Preparing myself
At school we talked about how to help families go through a loss, but I think you can never really understand it or fully grasp it until you experience it. It would have been nice to hear from other professionals about how hard it is to lose patient after patient and to try to stay connected to the families, but at the same time, protect yourself. At the same time, I think it’s something you have to experience yourself. No one understands what you go through at the hospital unless they work here with you. You can go home and talk to somebody about it but they don’t fully grasp it.

Kristen Fowler, Child Life Specialist


Could we have helped you prepare more?
After a patient has passed away, sometimes we have meetings with the families, and the question sometimes comes up: “Could we have helped you prepare for this if there is a way to prepare?” There are some that say “Every day after the transplant was a gift, we were preparing for this since we were told our child would not survive.” Others say “You can never be prepared.”

Heather Bastardi, RN, Nurse


Helping families think through different issues
I think one of my main goals is to have families feel supported in whatever is their need.
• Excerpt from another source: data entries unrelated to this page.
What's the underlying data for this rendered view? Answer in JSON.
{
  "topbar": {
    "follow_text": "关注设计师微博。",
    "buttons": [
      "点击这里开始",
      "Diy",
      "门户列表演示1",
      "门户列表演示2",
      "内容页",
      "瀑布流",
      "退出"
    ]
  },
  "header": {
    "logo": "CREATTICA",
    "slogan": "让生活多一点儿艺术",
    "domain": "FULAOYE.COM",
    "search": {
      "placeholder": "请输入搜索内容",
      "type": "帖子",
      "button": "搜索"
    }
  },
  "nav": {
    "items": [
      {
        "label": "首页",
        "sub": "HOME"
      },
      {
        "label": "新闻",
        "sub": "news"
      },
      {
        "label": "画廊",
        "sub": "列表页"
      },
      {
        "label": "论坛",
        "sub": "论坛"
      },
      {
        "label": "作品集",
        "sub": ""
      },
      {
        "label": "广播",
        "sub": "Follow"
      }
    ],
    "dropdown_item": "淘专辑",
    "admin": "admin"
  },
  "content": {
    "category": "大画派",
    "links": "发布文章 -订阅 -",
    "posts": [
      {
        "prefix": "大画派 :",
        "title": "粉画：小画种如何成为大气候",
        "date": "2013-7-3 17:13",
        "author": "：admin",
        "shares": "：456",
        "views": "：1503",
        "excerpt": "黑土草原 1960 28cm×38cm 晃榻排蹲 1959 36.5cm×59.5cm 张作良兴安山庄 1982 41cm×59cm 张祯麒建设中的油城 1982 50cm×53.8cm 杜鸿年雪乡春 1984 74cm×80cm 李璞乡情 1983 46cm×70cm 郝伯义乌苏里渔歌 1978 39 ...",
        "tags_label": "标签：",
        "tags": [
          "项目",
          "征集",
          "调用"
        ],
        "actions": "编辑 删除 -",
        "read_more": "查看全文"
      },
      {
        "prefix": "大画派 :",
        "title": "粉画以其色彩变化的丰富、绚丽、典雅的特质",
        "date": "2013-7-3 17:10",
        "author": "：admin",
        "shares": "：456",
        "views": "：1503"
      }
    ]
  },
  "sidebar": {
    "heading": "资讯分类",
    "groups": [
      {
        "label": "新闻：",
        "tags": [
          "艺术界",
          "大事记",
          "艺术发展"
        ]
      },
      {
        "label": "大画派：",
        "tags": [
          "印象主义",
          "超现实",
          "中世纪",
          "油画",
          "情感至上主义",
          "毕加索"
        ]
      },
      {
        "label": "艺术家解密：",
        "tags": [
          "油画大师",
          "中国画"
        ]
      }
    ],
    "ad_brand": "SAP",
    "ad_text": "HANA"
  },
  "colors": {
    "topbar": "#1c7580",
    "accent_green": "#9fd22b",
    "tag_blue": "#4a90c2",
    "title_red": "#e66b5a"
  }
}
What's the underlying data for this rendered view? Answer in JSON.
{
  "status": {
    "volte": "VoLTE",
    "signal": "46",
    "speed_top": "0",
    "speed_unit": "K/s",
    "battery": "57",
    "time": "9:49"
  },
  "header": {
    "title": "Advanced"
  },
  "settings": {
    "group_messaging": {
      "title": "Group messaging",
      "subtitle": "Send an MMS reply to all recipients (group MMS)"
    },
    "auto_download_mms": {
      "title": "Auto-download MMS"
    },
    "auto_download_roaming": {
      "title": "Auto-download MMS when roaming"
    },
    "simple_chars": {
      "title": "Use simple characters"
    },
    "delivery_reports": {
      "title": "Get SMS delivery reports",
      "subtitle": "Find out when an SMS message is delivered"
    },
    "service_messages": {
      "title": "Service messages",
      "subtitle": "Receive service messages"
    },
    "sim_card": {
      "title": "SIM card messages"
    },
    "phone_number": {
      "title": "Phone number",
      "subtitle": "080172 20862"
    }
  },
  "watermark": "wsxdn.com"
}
Also, that they feel not judged. I listen to them, respect them, learn about them, and I have to listen all the time for cues. I think it is beholden on me, and our team, to offer them choices very gently. To think about things that might fit within their culture, their family beliefs, and their faith and to not be afraid to bring things up. I always bring things up with a caveat. What I usually say is, “You know some families have taught me that this is how they would like to do it, other families have chosen this. I am here to support you in whatever makes sense for you. But, perhaps together we can think about what your child might want and what might be most meaningful for him or her and also, what your needs are and that is the parents and that is the brothers and sisters.”

Another goal I have is that hopefully families will not have regrets about what they did or did not do. I think parents almost always are going to question or feel guilty about some things. I often think: “What can I do to offer, to suggest, to allow for experiences to occur in way that makes sense for the family?”

Janet Duncan RN, Palliative and Advanced Care Team


Creating legacies
Some of the activities we frequently do is take pictures and other any legacy building things. I love to do pictures with their handprints. We’ll do a handprint and I’ll turn it into a sun and hang it up in their room. When they’re in the hospital, I try to take pictures. I always encourage the families to take pictures and the older siblings to journal. I’ll have the kids make “All About Me” posters and hang them up on their doors here in the hospital just to get the medical team to know who they are. At the bottom I try to have “My Three Wishes” and have the kids try to fill them out or if they’re infants the parents will fill them out. It’s neat to see the teens, children, and parents fill them out and how they change over the course of their life and their disease and their health. It’s always enlightening to see. I try to create and keep those legacies going and prepare for the worst but hope for the best. The things that are so important to parents after their child passes on are the journals and the pictures.

Kristen Fowler, Child Life Specialist